<<<<
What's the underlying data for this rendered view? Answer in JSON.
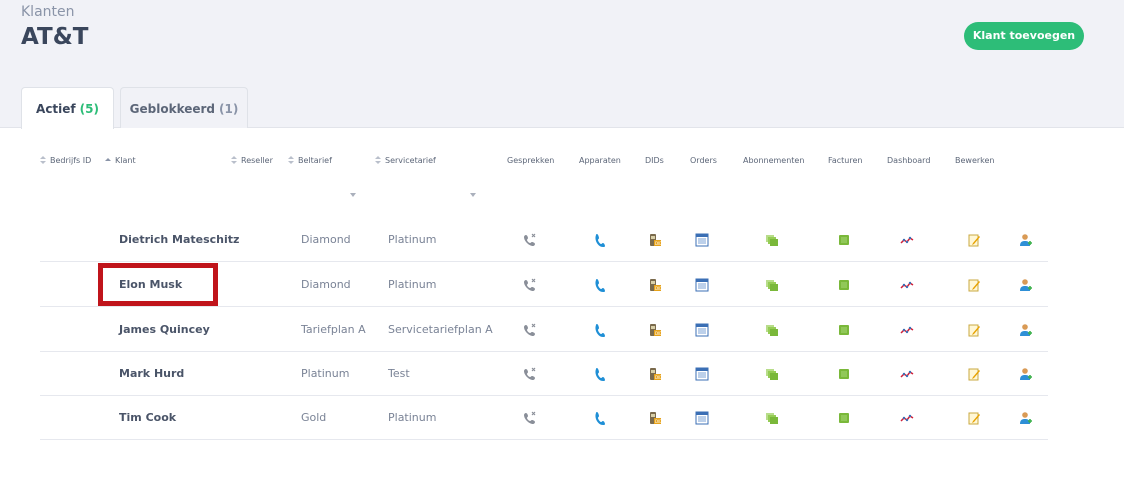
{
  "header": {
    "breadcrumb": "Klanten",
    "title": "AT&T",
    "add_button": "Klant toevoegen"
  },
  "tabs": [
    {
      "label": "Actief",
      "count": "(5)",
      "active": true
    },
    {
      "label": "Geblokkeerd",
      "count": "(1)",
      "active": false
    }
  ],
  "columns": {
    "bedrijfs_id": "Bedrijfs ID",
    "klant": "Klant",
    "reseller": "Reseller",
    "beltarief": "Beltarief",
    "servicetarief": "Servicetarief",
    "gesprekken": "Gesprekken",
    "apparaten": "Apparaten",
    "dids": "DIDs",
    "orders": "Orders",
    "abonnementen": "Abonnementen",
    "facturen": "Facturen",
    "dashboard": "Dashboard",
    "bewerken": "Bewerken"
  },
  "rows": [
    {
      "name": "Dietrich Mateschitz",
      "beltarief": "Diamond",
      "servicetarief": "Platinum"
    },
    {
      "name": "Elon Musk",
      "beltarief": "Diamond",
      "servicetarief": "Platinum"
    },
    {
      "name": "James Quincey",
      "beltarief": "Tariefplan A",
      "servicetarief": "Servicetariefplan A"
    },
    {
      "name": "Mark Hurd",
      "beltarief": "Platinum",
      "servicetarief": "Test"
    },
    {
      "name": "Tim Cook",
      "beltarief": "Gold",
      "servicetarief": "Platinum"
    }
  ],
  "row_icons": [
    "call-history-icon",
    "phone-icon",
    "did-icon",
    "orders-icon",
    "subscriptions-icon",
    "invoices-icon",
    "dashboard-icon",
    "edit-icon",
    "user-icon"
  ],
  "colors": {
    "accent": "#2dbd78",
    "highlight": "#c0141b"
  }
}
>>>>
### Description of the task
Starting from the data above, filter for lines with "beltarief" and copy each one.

### Response
    "beltarief": "Beltarief",
      "beltarief": "Diamond",
      "beltarief": "Diamond",
      "beltarief": "Tariefplan A",
      "beltarief": "Platinum",
      "beltarief": "Gold",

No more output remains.